Our recent work:
Remand Expert Group
The CJA works to reduce the use of remand. Our Remand Expert Group, made up of members working within criminal courts and sentencing, informs this work. The groupmeets regularly to discuss trends and identify opportunities. We use their insights to influence policy makers.
In September 2020, the government published a White Paper setting out its plans for sentencing. We worked with members to respond, welcoming some positive proposals but raising significant concerns about changes which will mean more people being sent to prison and for longer periods of time. Read our briefing on the sentencing White Paper and read the government’s response.
Custody Time Limits
In September 2020, the Ministry of Justice extended the amount of time someone can be kept in prison awaiting trial before a judge must review their case. The government introduced this extension to the Custody Time Limit due to the large backlog in cases in the criminal courts. We wrote a letter to the Justice Secretary, as well asan article for the Justice Gap, calling for the government to invest in increasing court capacity rather extending the Custody Time Limit. Read the government’s response.
Routes to recovery from the pandemic
The pandemic has piled pressure on the already struggling courts, exacerbating the significant backlog in criminal cases. In the summer of 2020, we brought together members to discuss challenges during the pandemic and what is needed for recovery. Members working in courts and sentencing discussed the use of remand, the advantages and disadvantages of virtual hearings, pressure on Family Drug and Alcohol Courts and more.

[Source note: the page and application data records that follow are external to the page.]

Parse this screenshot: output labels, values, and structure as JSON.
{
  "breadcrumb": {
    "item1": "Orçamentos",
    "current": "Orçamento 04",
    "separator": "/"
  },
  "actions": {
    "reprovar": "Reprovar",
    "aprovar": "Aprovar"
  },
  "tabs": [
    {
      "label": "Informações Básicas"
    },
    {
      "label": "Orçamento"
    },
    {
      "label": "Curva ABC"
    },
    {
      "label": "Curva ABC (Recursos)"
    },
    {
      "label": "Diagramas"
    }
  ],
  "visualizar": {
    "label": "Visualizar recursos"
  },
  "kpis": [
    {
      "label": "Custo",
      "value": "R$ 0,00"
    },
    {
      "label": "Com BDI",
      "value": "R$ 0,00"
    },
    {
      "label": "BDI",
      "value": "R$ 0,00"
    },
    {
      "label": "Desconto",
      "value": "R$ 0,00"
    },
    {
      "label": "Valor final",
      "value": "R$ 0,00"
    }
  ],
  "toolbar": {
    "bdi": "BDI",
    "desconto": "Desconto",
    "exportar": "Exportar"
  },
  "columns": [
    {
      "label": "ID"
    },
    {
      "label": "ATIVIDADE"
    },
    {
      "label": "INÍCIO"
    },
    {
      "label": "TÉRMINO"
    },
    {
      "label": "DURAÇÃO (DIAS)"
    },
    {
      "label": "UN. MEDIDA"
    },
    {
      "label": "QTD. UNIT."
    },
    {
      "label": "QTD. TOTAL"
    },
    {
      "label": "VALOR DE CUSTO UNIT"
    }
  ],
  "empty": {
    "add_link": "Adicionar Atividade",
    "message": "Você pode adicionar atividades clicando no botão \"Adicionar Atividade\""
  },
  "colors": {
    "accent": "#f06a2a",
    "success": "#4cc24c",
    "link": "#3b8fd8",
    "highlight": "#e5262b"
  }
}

In this briefing, we set out eight practical and incremental ways that the prison population could be reduced. Our recommendations include reversing the trend of increasing sentence lengths, reducing the use of short sentences, and reducing the number of people sent to prison to await trial.